Let us set the scene: it’s a late night, craft supplies are spread across the floor, and a lesson plan must be presented the next morning over Main Idea and Supporting Details. The Education Major is calculating in her head that if she goes to bed in an hour, she can still get 5 hours of shut-eye. All the parts for the Direct Teach and Guided Practice must be done before the sweet ecstasy of sleep can finally take over.
Congratulations! The lesson plan went smoothly and the “students,” aka the classmates, learned all there is to know about Main Idea and Supporting Details. It’s time to celebrate with a trip to Whataburger. Afterward, the next project beckons.
The life of an Education Major (Ed Major) is stressful to say the least. There is always something due that deals with a core subject or assessment, whether that be a lesson plan, a bulletin board, or a project over the Texas Revolution (or any other topic). Teaching, as with many other professions, is definitely a calling and not for the faint hearted, but it provides the most rewarding feeling knowing that we, as future teachers, will change the lives of our students.
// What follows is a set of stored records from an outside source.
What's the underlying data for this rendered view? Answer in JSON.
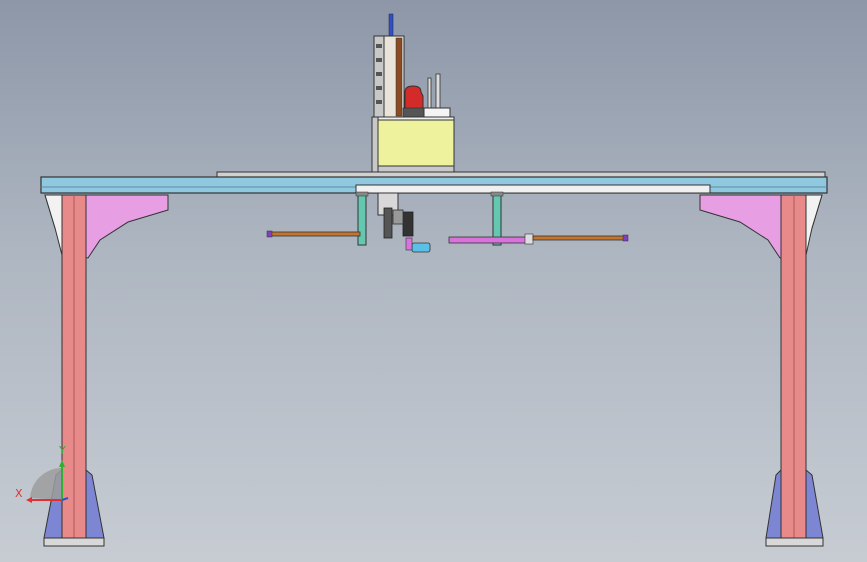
{
  "viewport": {
    "background_top": "#8d97a8",
    "background_bottom": "#c7ccd3"
  },
  "colors": {
    "beam": "#8fc8df",
    "leg": "#e98a8a",
    "bracket": "#e79ee3",
    "foot": "#7c86d2",
    "housing": "#eef29c",
    "motor": "#d42a2a",
    "rod": "#c5742c",
    "post": "#64c8b0",
    "cylinder": "#5ac0e8",
    "arm": "#d873dc"
  },
  "triad": {
    "x_label": "X",
    "y_label": "Y",
    "x_color": "#e03030",
    "y_color": "#30b030"
  }
}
137 hours. That is how many class credits Education Majors need to graduate. Granted, that is not nearly as many needed for Music Education Majors or various other degree plans; however, embedded in the course load are many classes that are critical for our survival as educators. We are taught how to teach all major subjects, how to address the community, school, and district standards, and how to write an effective lesson plan. We are required to get into the classroom early on and must accrue 200 observation hours before our final semester of student teaching. Essentially, by the time we graduate and have a classroom of our own, we are prepared for basically everything. Great, right? DBU would not have the number one Early Childhood Education program in the country if it didn’t prepare its students for all but the apocalypse.
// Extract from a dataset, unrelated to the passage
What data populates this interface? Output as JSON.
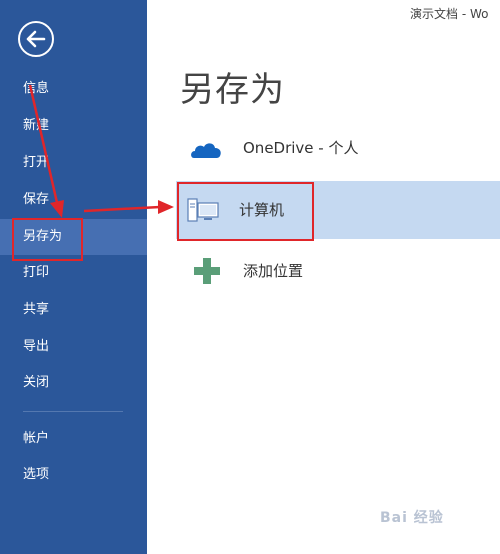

Creativity runs wild. What better way to encourage students to use their imaginations than to use our own? The Curriculum lab, where Ed Majors concoct all their fanciful lessons and projects, is full of materials from cutting boards to books to rolls of giant colorful paper. This is where the magic happens. It has the resources needed to make any classroom project dream come true. The only problem is that it is closed on weekends and is a little unorganized. Ed Majors have the privilege of unlocking their inner child for the rest of their career.
The beauty of being an Education Major is the fact that when asked why we want to teach, our answers vary. For me, personally, I love kids. I love how fun and random they are. But mostly, I love getting to see the light bulb go off in their heads when they have understood a concept, when they finally say, “Ohhh, I get it.” That is the best feeling. For others, it is because they had a great teacher who taught them how to love school and made a big impact on their lives. Never once have I heard someone say they want to teach because teachers are so highly paid. Because, let’s face it, teachers get paid more than NFL players, right? It isn’t about money or the summers off but about the ability we have to change lives and create safe places of learning.
Even though many late nights lay behind and before all Ed Majors, the end goal shines brighter than all the setbacks and disappointments. By the time graduation rolls around, Ed Majors have been through almost everything. It is sweet relief to know that from then on, what we have dreamed about doing will finally come true. This is the life of an Education Major, and I would not have it any other way.
 I meant sleep.
 Two parts of a DBU lesson plan.
Written by Maddison